WORK INSTRUCTION =>
Take every line of the material below that includes the string "your" and copy it out.

DATASET RECORDS =>
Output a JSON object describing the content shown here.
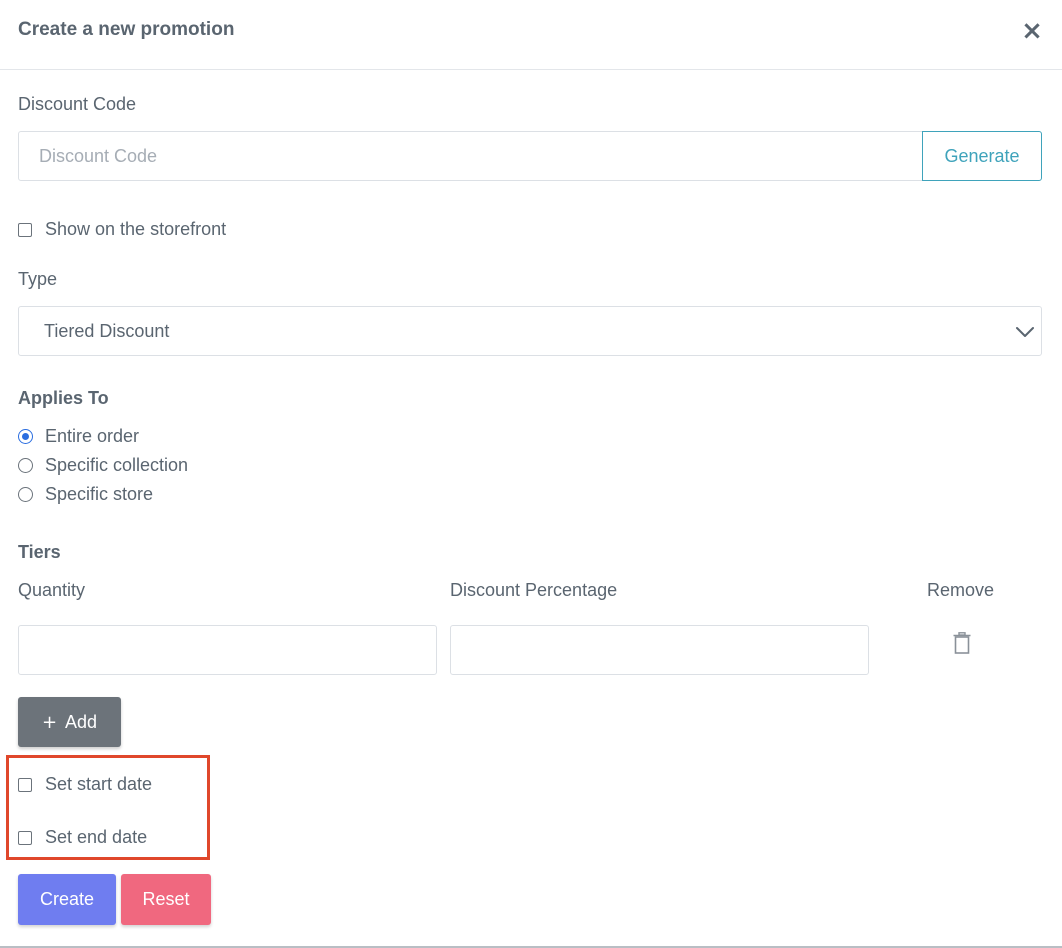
{
  "modal": {
    "title": "Create a new promotion",
    "close_symbol": "×"
  },
  "discount_code": {
    "label": "Discount Code",
    "placeholder": "Discount Code",
    "value": "",
    "generate_label": "Generate"
  },
  "storefront": {
    "label": "Show on the storefront",
    "checked": false
  },
  "type": {
    "label": "Type",
    "selected": "Tiered Discount"
  },
  "applies_to": {
    "label": "Applies To",
    "options": [
      {
        "label": "Entire order",
        "checked": true
      },
      {
        "label": "Specific collection",
        "checked": false
      },
      {
        "label": "Specific store",
        "checked": false
      }
    ]
  },
  "tiers": {
    "label": "Tiers",
    "columns": [
      "Quantity",
      "Discount Percentage",
      "Remove"
    ],
    "rows": [
      {
        "quantity": "",
        "discount_percentage": ""
      }
    ],
    "add_label": "Add",
    "add_icon": "plus-icon",
    "remove_icon": "trash-icon"
  },
  "dates": {
    "start_label": "Set start date",
    "start_checked": false,
    "end_label": "Set end date",
    "end_checked": false
  },
  "actions": {
    "create_label": "Create",
    "reset_label": "Reset"
  },
  "colors": {
    "generate": "#3fa3bb",
    "radio_selected": "#2b6ee0",
    "add_button": "#6c737a",
    "highlight": "#e0472b",
    "create_button": "#6f7df0",
    "reset_button": "#f0687f"
  }
}
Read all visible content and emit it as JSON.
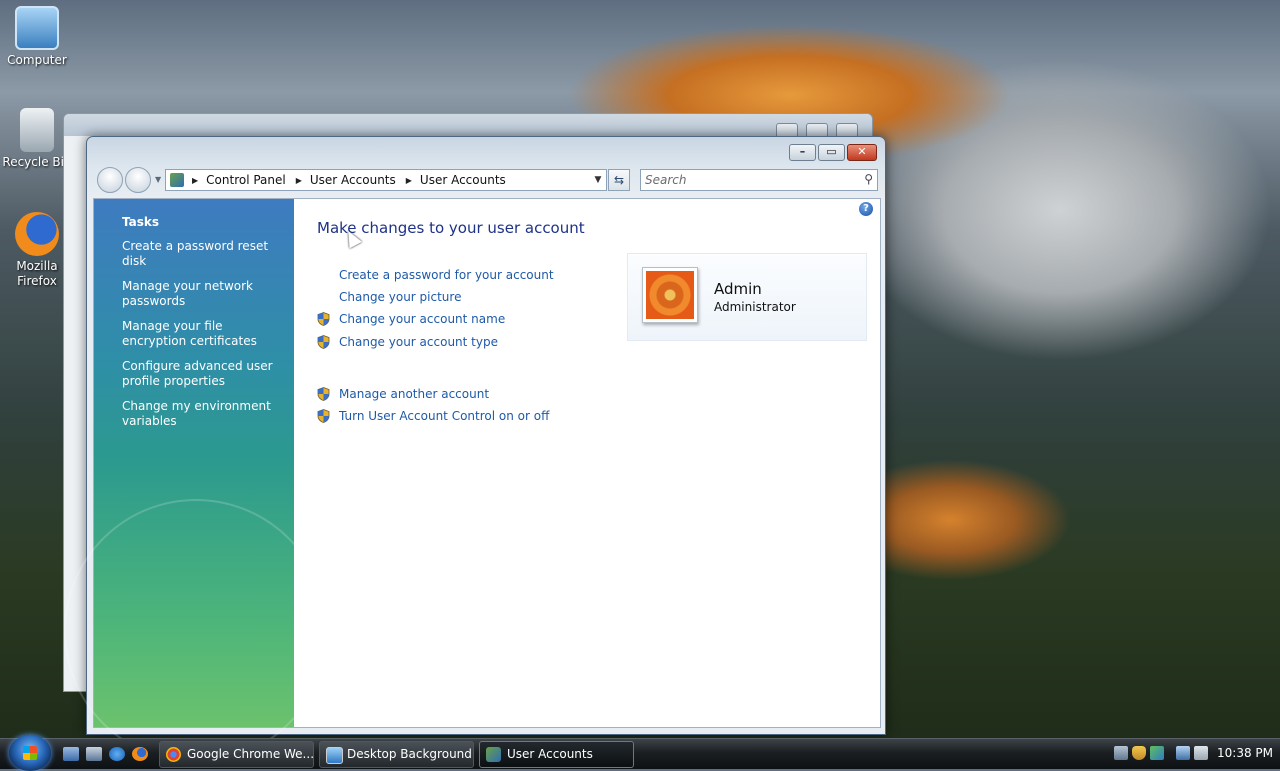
{
  "desktop": {
    "icons": [
      {
        "label": "Computer"
      },
      {
        "label": "Recycle Bin"
      },
      {
        "label": "Mozilla Firefox"
      }
    ]
  },
  "window": {
    "title": "User Accounts",
    "breadcrumb": [
      "Control Panel",
      "User Accounts",
      "User Accounts"
    ],
    "search_placeholder": "Search",
    "help_symbol": "?",
    "tasks": {
      "heading": "Tasks",
      "items": [
        "Create a password reset disk",
        "Manage your network passwords",
        "Manage your file encryption certificates",
        "Configure advanced user profile properties",
        "Change my environment variables"
      ]
    },
    "main": {
      "heading": "Make changes to your user account",
      "links": [
        {
          "label": "Create a password for your account",
          "shield": false
        },
        {
          "label": "Change your picture",
          "shield": false
        },
        {
          "label": "Change your account name",
          "shield": true
        },
        {
          "label": "Change your account type",
          "shield": true
        },
        {
          "label": "Manage another account",
          "shield": true
        },
        {
          "label": "Turn User Account Control on or off",
          "shield": true
        }
      ]
    },
    "account": {
      "name": "Admin",
      "role": "Administrator"
    }
  },
  "taskbar": {
    "buttons": [
      {
        "label": "Google Chrome We...",
        "icon": "chrome-icon"
      },
      {
        "label": "Desktop Background",
        "icon": "desktop-background-icon"
      },
      {
        "label": "User Accounts",
        "icon": "user-accounts-icon"
      }
    ],
    "clock": "10:38 PM"
  },
  "colors": {
    "link": "#1e5aa8",
    "heading": "#1e3287",
    "tasks_top": "#3e7bc0",
    "tasks_bottom": "#6bc26d"
  }
}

RESPONSE BELOW =>
        "Manage your network passwords",
        "Manage your file encryption certificates",
      "heading": "Make changes to your user account",
          "label": "Create a password for your account",
          "label": "Change your picture",
          "label": "Change your account name",
          "label": "Change your account type",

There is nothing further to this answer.